» Exercise prompt: Copy all the records exactly; the complete set is the expected result.

┌────────

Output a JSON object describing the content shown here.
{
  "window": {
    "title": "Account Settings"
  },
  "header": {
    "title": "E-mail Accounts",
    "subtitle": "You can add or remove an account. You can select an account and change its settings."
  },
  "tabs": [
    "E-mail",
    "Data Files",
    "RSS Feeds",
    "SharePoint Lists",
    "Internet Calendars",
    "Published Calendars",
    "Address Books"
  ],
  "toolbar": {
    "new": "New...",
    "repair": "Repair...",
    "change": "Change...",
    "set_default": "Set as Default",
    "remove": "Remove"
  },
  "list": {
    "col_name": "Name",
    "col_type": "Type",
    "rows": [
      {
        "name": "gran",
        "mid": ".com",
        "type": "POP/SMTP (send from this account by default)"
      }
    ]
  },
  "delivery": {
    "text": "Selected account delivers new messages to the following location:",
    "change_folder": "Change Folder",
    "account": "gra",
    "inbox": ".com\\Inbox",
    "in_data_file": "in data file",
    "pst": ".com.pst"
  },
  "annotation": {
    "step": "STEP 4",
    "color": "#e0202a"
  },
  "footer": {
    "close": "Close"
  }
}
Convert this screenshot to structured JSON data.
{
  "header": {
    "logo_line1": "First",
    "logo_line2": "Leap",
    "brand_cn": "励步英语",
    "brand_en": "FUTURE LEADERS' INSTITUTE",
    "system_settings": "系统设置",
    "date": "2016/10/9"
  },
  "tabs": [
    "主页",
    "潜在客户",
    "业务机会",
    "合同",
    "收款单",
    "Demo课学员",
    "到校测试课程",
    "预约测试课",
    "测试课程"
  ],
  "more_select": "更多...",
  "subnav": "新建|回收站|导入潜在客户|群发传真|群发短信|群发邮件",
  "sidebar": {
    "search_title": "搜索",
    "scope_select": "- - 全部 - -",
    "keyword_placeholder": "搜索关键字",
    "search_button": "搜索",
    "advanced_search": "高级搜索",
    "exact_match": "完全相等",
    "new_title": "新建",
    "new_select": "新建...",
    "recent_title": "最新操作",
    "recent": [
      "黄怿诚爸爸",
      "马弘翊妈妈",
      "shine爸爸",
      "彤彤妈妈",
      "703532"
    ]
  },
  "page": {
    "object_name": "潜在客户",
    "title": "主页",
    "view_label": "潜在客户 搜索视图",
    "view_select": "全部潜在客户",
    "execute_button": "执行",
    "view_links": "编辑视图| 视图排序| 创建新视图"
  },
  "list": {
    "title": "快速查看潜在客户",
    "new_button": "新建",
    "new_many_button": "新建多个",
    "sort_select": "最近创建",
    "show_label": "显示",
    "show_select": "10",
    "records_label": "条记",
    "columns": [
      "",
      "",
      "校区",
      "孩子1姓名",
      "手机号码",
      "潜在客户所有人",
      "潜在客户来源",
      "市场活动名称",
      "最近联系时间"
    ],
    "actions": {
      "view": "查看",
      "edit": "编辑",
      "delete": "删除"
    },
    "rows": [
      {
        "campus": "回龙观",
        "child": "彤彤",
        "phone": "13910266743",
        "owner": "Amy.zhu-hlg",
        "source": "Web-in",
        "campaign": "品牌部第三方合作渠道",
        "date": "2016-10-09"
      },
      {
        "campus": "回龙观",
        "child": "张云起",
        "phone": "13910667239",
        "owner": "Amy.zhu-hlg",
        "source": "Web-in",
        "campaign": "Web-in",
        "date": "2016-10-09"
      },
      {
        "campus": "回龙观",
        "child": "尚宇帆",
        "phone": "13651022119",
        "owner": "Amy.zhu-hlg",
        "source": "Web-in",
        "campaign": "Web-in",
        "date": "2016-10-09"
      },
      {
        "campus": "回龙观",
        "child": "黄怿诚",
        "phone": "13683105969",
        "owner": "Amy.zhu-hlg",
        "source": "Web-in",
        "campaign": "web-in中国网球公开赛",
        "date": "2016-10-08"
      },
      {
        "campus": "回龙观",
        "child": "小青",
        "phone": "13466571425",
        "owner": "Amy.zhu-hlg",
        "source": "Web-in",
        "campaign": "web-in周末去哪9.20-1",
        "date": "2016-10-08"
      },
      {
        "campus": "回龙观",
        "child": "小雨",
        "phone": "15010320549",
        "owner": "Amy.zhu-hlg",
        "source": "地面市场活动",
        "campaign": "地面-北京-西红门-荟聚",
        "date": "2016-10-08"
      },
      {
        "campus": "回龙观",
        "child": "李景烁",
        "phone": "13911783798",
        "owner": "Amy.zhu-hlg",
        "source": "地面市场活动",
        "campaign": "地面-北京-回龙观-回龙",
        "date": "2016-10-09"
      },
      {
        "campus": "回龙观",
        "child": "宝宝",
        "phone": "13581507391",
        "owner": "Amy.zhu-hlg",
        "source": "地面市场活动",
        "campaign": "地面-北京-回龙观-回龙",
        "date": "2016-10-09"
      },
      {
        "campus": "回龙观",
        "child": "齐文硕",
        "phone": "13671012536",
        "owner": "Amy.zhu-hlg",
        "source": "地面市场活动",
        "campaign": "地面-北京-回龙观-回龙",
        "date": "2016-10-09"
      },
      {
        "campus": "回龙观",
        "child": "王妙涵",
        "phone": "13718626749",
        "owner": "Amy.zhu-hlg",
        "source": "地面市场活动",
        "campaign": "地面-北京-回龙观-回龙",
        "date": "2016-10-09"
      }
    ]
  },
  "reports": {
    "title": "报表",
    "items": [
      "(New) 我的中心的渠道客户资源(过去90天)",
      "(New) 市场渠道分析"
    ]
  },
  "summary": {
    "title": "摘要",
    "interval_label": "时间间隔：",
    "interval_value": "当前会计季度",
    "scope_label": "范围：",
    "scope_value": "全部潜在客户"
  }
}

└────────

» Output of the task:
Output a JSON object describing the content shown here.
{
  "window": {
    "title": "Account Settings"
  },
  "header": {
    "title": "E-mail Accounts",
    "subtitle": "You can add or remove an account. You can select an account and change its settings."
  },
  "tabs": [
    "E-mail",
    "Data Files",
    "RSS Feeds",
    "SharePoint Lists",
    "Internet Calendars",
    "Published Calendars",
    "Address Books"
  ],
  "toolbar": {
    "new": "New...",
    "repair": "Repair...",
    "change": "Change...",
    "set_default": "Set as Default",
    "remove": "Remove"
  },
  "list": {
    "col_name": "Name",
    "col_type": "Type",
    "rows": [
      {
        "name": "gran",
        "mid": ".com",
        "type": "POP/SMTP (send from this account by default)"
      }
    ]
  },
  "delivery": {
    "text": "Selected account delivers new messages to the following location:",
    "change_folder": "Change Folder",
    "account": "gra",
    "inbox": ".com\\Inbox",
    "in_data_file": "in data file",
    "pst": ".com.pst"
  },
  "annotation": {
    "step": "STEP 4",
    "color": "#e0202a"
  },
  "footer": {
    "close": "Close"
  }
}
Convert this screenshot to structured JSON data.
{
  "header": {
    "logo_line1": "First",
    "logo_line2": "Leap",
    "brand_cn": "励步英语",
    "brand_en": "FUTURE LEADERS' INSTITUTE",
    "system_settings": "系统设置",
    "date": "2016/10/9"
  },
  "tabs": [
    "主页",
    "潜在客户",
    "业务机会",
    "合同",
    "收款单",
    "Demo课学员",
    "到校测试课程",
    "预约测试课",
    "测试课程"
  ],
  "more_select": "更多...",
  "subnav": "新建|回收站|导入潜在客户|群发传真|群发短信|群发邮件",
  "sidebar": {
    "search_title": "搜索",
    "scope_select": "- - 全部 - -",
    "keyword_placeholder": "搜索关键字",
    "search_button": "搜索",
    "advanced_search": "高级搜索",
    "exact_match": "完全相等",
    "new_title": "新建",
    "new_select": "新建...",
    "recent_title": "最新操作",
    "recent": [
      "黄怿诚爸爸",
      "马弘翊妈妈",
      "shine爸爸",
      "彤彤妈妈",
      "703532"
    ]
  },
  "page": {
    "object_name": "潜在客户",
    "title": "主页",
    "view_label": "潜在客户 搜索视图",
    "view_select": "全部潜在客户",
    "execute_button": "执行",
    "view_links": "编辑视图| 视图排序| 创建新视图"
  },
  "list": {
    "title": "快速查看潜在客户",
    "new_button": "新建",
    "new_many_button": "新建多个",
    "sort_select": "最近创建",
    "show_label": "显示",
    "show_select": "10",
    "records_label": "条记",
    "columns": [
      "",
      "",
      "校区",
      "孩子1姓名",
      "手机号码",
      "潜在客户所有人",
      "潜在客户来源",
      "市场活动名称",
      "最近联系时间"
    ],
    "actions": {
      "view": "查看",
      "edit": "编辑",
      "delete": "删除"
    },
    "rows": [
      {
        "campus": "回龙观",
        "child": "彤彤",
        "phone": "13910266743",
        "owner": "Amy.zhu-hlg",
        "source": "Web-in",
        "campaign": "品牌部第三方合作渠道",
        "date": "2016-10-09"
      },
      {
        "campus": "回龙观",
        "child": "张云起",
        "phone": "13910667239",
        "owner": "Amy.zhu-hlg",
        "source": "Web-in",
        "campaign": "Web-in",
        "date": "2016-10-09"
      },
      {
        "campus": "回龙观",
        "child": "尚宇帆",
        "phone": "13651022119",
        "owner": "Amy.zhu-hlg",
        "source": "Web-in",
        "campaign": "Web-in",
        "date": "2016-10-09"
      },
      {
        "campus": "回龙观",
        "child": "黄怿诚",
        "phone": "13683105969",
        "owner": "Amy.zhu-hlg",
        "source": "Web-in",
        "campaign": "web-in中国网球公开赛",
        "date": "2016-10-08"
      },
      {
        "campus": "回龙观",
        "child": "小青",
        "phone": "13466571425",
        "owner": "Amy.zhu-hlg",
        "source": "Web-in",
        "campaign": "web-in周末去哪9.20-1",
        "date": "2016-10-08"
      },
      {
        "campus": "回龙观",
        "child": "小雨",
        "phone": "15010320549",
        "owner": "Amy.zhu-hlg",
        "source": "地面市场活动",
        "campaign": "地面-北京-西红门-荟聚",
        "date": "2016-10-08"
      },
      {
        "campus": "回龙观",
        "child": "李景烁",
        "phone": "13911783798",
        "owner": "Amy.zhu-hlg",
        "source": "地面市场活动",
        "campaign": "地面-北京-回龙观-回龙",
        "date": "2016-10-09"
      },
      {
        "campus": "回龙观",
        "child": "宝宝",
        "phone": "13581507391",
        "owner": "Amy.zhu-hlg",
        "source": "地面市场活动",
        "campaign": "地面-北京-回龙观-回龙",
        "date": "2016-10-09"
      },
      {
        "campus": "回龙观",
        "child": "齐文硕",
        "phone": "13671012536",
        "owner": "Amy.zhu-hlg",
        "source": "地面市场活动",
        "campaign": "地面-北京-回龙观-回龙",
        "date": "2016-10-09"
      },
      {
        "campus": "回龙观",
        "child": "王妙涵",
        "phone": "13718626749",
        "owner": "Amy.zhu-hlg",
        "source": "地面市场活动",
        "campaign": "地面-北京-回龙观-回龙",
        "date": "2016-10-09"
      }
    ]
  },
  "reports": {
    "title": "报表",
    "items": [
      "(New) 我的中心的渠道客户资源(过去90天)",
      "(New) 市场渠道分析"
    ]
  },
  "summary": {
    "title": "摘要",
    "interval_label": "时间间隔：",
    "interval_value": "当前会计季度",
    "scope_label": "范围：",
    "scope_value": "全部潜在客户"
  }
}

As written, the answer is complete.